Marianne you hit the nail on the head! I couldn't have said it better myself. Give a teacher a class of eager students who have a supportive home life and come to school well dressed and not hungry and it doesn't matter how bad the teacher may be those students will find a way to learn. On the contrary if you put unmotivated students who are hungry and miss treated at home in a classroom with the best teacher in the state it wont matter. You can try and sometimes you win and are rewarded by making a break through to one or two students but no matter how hard you may try some students aren't in any mental state to learn or be taught. I guess it leads back to the old saying "You can lead a horse to water but you cant make it drink".
Susan Van Kleef March 03, 2012 at 04:44 PM
Many students who are progressing slowly in school are not from a home where they are mistreated at home and hungry. There are many parents of students in many of these "failing" schools care immensely about their child's education. However they may have to work two jobs just to pay the rent and feed their child. They may not have a level of education that will allow them to help their child. They do not have the money to buy good educational toys, take their kid to the Bushnell or a museum, or have technology that their child can use to get skills they need for the workforce. The learning process builds on passed knowledge, experiences, and skills. Kids whose parents have the resources to provide educational experiences for their kids have an advantage. We have also negating providing a broader range of experiences for kids in the school environment by focusing on testing and emphasizing reading and math in a vacuum. It just isn't the way kids learn.


More »
Got a question? Something on your mind? Talk to your community, directly.
Note Article
Just a short thought to get the word out quickly about anything in your neighborhood.

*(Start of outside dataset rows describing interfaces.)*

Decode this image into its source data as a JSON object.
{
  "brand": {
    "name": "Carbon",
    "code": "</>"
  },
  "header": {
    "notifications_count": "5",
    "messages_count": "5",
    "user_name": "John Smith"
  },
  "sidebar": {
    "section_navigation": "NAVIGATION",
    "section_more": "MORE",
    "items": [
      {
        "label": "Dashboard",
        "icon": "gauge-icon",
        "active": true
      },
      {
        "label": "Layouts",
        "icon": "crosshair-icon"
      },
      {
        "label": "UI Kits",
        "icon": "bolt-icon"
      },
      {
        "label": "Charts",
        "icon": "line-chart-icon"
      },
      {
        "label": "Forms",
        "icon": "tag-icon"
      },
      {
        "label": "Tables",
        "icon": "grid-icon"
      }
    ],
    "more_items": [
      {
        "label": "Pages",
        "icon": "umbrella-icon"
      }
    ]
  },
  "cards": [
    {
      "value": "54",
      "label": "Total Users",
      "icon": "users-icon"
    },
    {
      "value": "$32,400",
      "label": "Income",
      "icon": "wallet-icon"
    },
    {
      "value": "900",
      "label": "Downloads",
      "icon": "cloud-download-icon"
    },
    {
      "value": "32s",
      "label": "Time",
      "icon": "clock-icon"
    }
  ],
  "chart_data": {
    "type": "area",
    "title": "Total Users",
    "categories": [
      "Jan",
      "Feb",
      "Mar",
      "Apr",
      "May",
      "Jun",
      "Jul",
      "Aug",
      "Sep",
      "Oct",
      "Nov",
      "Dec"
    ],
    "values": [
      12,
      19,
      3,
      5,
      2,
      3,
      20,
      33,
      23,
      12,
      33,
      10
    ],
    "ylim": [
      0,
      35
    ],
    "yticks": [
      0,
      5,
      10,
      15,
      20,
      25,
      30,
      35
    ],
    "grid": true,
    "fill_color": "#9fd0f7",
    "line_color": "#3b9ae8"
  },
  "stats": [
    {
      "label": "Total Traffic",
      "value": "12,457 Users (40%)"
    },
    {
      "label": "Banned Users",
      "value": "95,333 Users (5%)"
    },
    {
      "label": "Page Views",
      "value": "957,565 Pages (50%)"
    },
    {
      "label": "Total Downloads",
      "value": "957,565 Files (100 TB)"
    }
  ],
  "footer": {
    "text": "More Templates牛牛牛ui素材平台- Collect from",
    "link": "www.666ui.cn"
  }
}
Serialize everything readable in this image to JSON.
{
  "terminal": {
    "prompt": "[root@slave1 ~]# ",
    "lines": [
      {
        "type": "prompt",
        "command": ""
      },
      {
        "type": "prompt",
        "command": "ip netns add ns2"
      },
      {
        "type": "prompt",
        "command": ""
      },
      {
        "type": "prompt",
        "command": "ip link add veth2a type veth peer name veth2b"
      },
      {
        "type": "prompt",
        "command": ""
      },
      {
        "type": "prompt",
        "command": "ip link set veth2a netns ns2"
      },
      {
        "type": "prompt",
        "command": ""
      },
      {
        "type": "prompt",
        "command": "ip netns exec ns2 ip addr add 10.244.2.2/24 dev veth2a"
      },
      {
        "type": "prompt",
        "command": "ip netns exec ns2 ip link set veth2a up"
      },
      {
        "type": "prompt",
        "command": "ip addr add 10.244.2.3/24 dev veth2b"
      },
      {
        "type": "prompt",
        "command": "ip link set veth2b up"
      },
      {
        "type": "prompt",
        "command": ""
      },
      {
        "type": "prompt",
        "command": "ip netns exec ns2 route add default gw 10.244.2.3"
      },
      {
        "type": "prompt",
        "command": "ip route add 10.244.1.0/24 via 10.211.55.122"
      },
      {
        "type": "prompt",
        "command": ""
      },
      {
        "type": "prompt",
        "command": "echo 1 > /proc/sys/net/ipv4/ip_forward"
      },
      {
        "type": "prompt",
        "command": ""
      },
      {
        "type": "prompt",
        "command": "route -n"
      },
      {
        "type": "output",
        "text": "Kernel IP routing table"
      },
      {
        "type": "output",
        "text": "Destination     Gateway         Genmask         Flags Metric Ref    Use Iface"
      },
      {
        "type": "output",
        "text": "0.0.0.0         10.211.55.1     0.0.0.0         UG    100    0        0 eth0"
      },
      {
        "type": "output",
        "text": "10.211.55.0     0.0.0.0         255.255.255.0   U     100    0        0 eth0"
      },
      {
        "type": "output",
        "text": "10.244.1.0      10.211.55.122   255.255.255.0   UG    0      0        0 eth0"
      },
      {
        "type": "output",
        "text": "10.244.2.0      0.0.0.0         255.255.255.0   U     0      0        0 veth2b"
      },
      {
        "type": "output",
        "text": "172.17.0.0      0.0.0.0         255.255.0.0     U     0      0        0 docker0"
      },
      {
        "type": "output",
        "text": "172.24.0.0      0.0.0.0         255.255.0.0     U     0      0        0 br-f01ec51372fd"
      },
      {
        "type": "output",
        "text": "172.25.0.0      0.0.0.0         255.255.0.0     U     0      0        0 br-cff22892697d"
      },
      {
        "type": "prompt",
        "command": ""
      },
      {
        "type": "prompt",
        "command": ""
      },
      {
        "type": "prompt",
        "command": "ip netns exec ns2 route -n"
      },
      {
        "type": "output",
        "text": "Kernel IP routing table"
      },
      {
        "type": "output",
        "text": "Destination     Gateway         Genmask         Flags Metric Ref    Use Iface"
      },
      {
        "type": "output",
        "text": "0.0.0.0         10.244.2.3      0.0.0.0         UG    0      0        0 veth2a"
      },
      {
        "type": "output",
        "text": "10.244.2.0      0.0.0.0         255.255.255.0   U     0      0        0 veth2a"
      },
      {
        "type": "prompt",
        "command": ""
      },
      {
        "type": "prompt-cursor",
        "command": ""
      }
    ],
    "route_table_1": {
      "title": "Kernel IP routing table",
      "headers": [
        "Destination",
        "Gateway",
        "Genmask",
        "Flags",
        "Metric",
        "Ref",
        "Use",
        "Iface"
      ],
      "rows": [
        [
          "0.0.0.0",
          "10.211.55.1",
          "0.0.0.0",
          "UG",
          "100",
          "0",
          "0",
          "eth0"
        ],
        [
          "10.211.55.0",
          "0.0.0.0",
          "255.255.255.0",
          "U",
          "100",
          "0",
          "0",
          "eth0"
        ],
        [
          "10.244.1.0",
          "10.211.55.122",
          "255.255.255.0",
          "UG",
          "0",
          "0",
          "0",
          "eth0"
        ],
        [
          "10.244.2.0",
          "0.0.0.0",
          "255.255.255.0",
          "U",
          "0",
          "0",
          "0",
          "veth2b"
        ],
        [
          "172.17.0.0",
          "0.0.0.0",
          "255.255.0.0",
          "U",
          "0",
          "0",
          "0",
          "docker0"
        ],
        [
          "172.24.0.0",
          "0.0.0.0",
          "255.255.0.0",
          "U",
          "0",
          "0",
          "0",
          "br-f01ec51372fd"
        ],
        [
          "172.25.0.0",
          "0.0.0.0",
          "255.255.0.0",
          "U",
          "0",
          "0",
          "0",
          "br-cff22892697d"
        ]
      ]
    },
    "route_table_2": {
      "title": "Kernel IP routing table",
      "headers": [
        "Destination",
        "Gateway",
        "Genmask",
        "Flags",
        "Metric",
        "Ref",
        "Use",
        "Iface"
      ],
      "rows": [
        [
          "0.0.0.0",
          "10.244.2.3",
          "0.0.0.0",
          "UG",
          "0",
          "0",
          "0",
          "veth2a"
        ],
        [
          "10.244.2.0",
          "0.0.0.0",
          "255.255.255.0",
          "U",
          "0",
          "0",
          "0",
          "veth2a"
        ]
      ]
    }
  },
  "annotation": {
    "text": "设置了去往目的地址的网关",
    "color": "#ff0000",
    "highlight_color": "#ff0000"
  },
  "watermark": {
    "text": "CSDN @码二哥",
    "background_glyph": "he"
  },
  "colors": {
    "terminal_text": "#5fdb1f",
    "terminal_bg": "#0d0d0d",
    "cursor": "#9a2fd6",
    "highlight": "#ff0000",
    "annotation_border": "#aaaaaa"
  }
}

Share something with your neighbors.What's on your mind?What's on your mind?Make an announcement, speak your mind, or sell somethingPost something
See more »